++++ Material for this exercise ++++

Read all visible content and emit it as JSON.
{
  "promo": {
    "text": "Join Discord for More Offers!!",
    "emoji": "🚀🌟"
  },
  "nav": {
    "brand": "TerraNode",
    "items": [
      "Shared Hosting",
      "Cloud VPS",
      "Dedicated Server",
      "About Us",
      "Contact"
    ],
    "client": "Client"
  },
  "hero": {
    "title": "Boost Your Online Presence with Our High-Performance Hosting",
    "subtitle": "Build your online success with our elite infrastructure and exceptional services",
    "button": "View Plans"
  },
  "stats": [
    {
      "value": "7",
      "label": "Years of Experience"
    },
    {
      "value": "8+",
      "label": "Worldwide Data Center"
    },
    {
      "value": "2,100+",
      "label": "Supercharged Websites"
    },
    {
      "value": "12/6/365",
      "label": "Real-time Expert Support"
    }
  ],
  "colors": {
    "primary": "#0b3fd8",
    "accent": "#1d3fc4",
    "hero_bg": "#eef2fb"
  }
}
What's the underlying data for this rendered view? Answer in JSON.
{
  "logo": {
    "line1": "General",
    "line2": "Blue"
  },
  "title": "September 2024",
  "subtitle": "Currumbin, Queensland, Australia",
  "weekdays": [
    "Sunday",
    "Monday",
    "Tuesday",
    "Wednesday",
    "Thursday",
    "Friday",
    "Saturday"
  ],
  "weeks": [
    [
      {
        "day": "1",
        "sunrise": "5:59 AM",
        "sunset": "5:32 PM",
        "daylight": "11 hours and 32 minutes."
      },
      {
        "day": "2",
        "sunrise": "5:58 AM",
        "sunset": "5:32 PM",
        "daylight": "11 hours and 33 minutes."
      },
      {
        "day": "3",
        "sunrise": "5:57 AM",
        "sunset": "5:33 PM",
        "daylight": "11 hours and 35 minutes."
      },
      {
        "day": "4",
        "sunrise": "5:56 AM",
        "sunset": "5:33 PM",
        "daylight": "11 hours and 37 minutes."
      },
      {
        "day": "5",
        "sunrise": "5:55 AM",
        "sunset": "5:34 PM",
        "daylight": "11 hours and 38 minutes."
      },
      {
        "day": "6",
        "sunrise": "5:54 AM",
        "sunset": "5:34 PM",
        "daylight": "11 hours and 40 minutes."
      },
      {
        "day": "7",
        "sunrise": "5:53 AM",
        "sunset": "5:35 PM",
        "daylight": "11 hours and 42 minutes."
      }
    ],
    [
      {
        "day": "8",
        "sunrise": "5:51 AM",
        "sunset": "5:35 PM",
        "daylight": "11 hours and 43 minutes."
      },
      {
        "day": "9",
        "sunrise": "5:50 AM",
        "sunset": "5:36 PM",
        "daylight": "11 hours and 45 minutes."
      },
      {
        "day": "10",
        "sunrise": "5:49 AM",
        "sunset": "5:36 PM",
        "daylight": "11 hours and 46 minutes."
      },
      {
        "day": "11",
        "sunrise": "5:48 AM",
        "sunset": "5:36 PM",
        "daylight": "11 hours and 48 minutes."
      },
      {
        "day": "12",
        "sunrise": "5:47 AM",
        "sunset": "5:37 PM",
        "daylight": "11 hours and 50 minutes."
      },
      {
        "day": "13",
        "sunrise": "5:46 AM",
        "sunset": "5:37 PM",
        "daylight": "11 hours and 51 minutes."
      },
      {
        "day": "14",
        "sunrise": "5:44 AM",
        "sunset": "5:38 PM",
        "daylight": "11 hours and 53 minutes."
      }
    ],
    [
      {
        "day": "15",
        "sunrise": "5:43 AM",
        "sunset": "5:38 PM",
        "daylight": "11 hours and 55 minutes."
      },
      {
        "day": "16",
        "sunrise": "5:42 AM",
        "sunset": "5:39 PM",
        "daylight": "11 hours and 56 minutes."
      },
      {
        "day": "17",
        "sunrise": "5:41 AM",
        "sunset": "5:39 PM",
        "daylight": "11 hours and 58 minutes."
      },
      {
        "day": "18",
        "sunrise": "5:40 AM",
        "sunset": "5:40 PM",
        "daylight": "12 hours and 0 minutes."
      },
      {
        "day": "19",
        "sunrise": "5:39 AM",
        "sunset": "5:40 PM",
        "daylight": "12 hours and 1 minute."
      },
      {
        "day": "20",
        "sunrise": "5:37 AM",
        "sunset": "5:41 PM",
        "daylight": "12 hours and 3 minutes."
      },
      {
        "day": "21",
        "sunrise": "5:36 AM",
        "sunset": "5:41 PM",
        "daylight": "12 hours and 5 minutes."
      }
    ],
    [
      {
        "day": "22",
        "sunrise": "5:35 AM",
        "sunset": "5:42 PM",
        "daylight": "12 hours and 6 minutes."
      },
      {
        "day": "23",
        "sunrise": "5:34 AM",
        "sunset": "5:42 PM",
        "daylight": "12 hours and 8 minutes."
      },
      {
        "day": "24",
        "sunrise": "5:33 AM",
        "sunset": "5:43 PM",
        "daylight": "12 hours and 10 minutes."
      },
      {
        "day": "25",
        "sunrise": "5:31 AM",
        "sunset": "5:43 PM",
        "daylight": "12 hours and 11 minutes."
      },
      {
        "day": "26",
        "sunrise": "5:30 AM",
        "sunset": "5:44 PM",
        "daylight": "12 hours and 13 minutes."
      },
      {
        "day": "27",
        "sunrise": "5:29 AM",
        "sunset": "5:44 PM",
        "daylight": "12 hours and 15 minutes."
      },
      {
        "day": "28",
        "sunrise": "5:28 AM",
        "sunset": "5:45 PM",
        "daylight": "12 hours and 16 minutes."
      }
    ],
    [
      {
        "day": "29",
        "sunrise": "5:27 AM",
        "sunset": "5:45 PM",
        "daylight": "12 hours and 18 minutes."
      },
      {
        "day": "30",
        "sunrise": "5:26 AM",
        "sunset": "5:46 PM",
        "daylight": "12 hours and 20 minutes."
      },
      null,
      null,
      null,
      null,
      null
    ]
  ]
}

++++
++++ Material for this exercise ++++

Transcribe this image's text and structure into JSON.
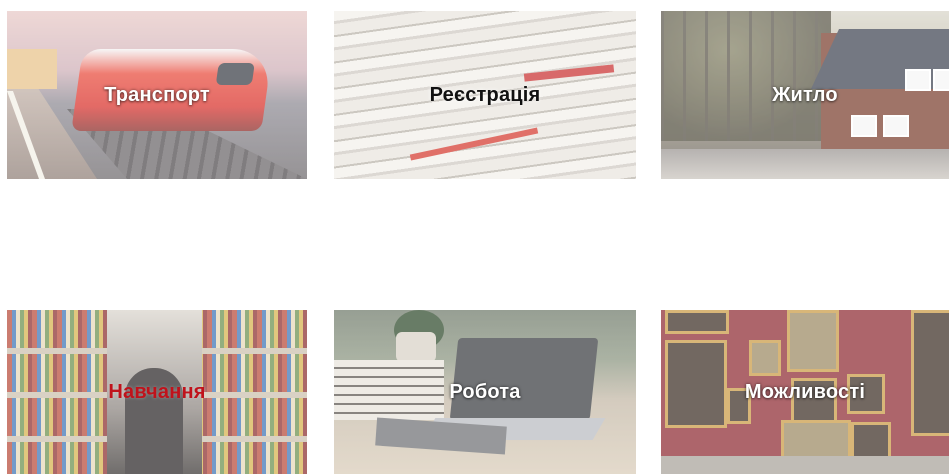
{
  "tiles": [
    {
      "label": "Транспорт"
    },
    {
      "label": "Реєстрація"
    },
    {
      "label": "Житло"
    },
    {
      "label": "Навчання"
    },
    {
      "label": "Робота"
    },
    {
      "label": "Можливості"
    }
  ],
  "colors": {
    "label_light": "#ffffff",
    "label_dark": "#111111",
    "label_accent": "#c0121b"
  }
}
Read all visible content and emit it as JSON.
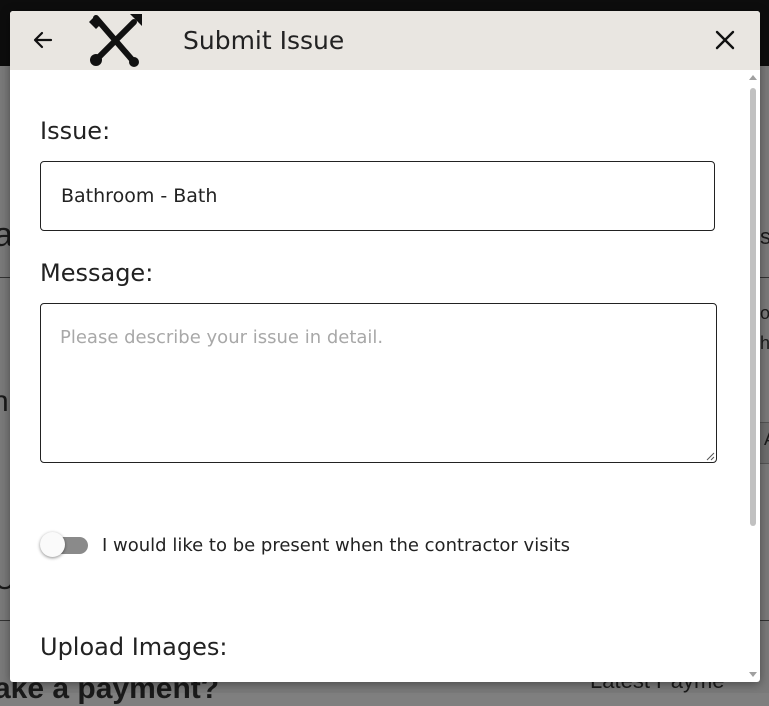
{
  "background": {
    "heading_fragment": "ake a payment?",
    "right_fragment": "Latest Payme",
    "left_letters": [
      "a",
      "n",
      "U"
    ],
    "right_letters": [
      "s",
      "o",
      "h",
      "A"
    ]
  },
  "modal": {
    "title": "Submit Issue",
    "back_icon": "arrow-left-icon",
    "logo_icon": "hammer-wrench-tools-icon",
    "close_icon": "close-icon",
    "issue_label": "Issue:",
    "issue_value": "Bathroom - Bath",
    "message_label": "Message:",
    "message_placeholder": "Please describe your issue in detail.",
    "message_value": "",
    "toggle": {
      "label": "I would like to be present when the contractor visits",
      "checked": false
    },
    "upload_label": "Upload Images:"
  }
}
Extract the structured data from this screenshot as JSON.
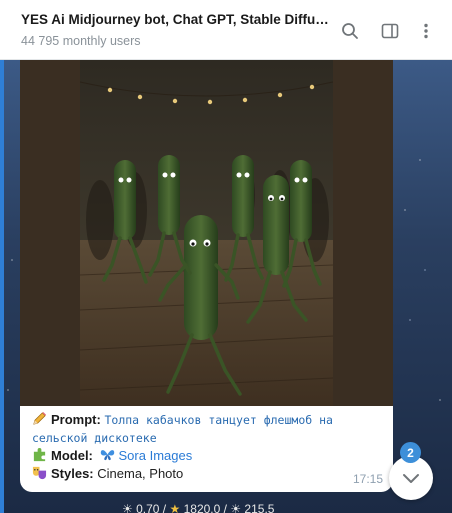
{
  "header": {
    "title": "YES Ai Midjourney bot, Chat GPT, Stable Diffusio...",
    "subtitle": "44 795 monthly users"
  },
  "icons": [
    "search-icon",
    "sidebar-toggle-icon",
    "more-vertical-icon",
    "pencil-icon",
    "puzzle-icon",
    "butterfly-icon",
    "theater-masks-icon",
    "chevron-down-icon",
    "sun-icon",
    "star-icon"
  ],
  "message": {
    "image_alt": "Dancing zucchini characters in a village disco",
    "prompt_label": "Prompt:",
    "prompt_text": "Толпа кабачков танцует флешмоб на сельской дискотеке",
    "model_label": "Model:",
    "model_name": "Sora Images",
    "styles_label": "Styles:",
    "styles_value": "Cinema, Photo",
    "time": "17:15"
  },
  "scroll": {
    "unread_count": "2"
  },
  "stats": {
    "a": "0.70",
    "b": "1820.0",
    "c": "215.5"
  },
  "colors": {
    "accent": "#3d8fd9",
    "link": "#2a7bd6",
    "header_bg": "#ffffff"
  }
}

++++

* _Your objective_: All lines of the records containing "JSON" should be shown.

* _Answer for this exercise_:
Read all visible content and emit it as JSON.
What's the underlying data for this rendered view? Answer in JSON.
Transcribe this image's text and structure into JSON.
Read all visible content and emit it as JSON.
Extract the structured data from this screenshot as JSON.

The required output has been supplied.